**Your task:**
What comes back must be the data itself, retyped exactly.

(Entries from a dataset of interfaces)
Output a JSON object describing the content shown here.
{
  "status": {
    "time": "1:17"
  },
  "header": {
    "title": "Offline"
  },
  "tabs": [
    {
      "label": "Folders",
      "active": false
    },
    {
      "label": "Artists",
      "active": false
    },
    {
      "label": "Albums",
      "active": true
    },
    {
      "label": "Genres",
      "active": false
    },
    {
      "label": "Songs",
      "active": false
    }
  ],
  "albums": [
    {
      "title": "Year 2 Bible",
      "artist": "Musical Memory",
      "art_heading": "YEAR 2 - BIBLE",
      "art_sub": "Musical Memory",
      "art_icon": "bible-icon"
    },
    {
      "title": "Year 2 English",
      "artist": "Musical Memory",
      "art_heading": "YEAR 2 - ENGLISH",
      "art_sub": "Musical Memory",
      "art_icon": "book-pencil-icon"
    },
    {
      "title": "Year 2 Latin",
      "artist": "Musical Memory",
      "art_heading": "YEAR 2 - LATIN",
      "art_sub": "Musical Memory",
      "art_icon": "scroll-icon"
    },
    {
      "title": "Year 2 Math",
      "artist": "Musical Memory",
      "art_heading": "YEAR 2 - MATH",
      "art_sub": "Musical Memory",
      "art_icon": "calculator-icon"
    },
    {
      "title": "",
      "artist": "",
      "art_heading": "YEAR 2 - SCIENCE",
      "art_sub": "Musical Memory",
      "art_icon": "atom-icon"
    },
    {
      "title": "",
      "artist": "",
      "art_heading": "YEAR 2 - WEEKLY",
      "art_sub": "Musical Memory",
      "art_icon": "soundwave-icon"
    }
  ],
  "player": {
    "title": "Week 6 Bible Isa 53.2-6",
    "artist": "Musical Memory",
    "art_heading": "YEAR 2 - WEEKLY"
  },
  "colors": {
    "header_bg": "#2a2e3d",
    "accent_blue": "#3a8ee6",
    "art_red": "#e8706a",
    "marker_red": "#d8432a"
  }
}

**Task output:**
Output a JSON object describing the content shown here.
{
  "status": {
    "time": "1:17"
  },
  "header": {
    "title": "Offline"
  },
  "tabs": [
    {
      "label": "Folders",
      "active": false
    },
    {
      "label": "Artists",
      "active": false
    },
    {
      "label": "Albums",
      "active": true
    },
    {
      "label": "Genres",
      "active": false
    },
    {
      "label": "Songs",
      "active": false
    }
  ],
  "albums": [
    {
      "title": "Year 2 Bible",
      "artist": "Musical Memory",
      "art_heading": "YEAR 2 - BIBLE",
      "art_sub": "Musical Memory",
      "art_icon": "bible-icon"
    },
    {
      "title": "Year 2 English",
      "artist": "Musical Memory",
      "art_heading": "YEAR 2 - ENGLISH",
      "art_sub": "Musical Memory",
      "art_icon": "book-pencil-icon"
    },
    {
      "title": "Year 2 Latin",
      "artist": "Musical Memory",
      "art_heading": "YEAR 2 - LATIN",
      "art_sub": "Musical Memory",
      "art_icon": "scroll-icon"
    },
    {
      "title": "Year 2 Math",
      "artist": "Musical Memory",
      "art_heading": "YEAR 2 - MATH",
      "art_sub": "Musical Memory",
      "art_icon": "calculator-icon"
    },
    {
      "title": "",
      "artist": "",
      "art_heading": "YEAR 2 - SCIENCE",
      "art_sub": "Musical Memory",
      "art_icon": "atom-icon"
    },
    {
      "title": "",
      "artist": "",
      "art_heading": "YEAR 2 - WEEKLY",
      "art_sub": "Musical Memory",
      "art_icon": "soundwave-icon"
    }
  ],
  "player": {
    "title": "Week 6 Bible Isa 53.2-6",
    "artist": "Musical Memory",
    "art_heading": "YEAR 2 - WEEKLY"
  },
  "colors": {
    "header_bg": "#2a2e3d",
    "accent_blue": "#3a8ee6",
    "art_red": "#e8706a",
    "marker_red": "#d8432a"
  }
}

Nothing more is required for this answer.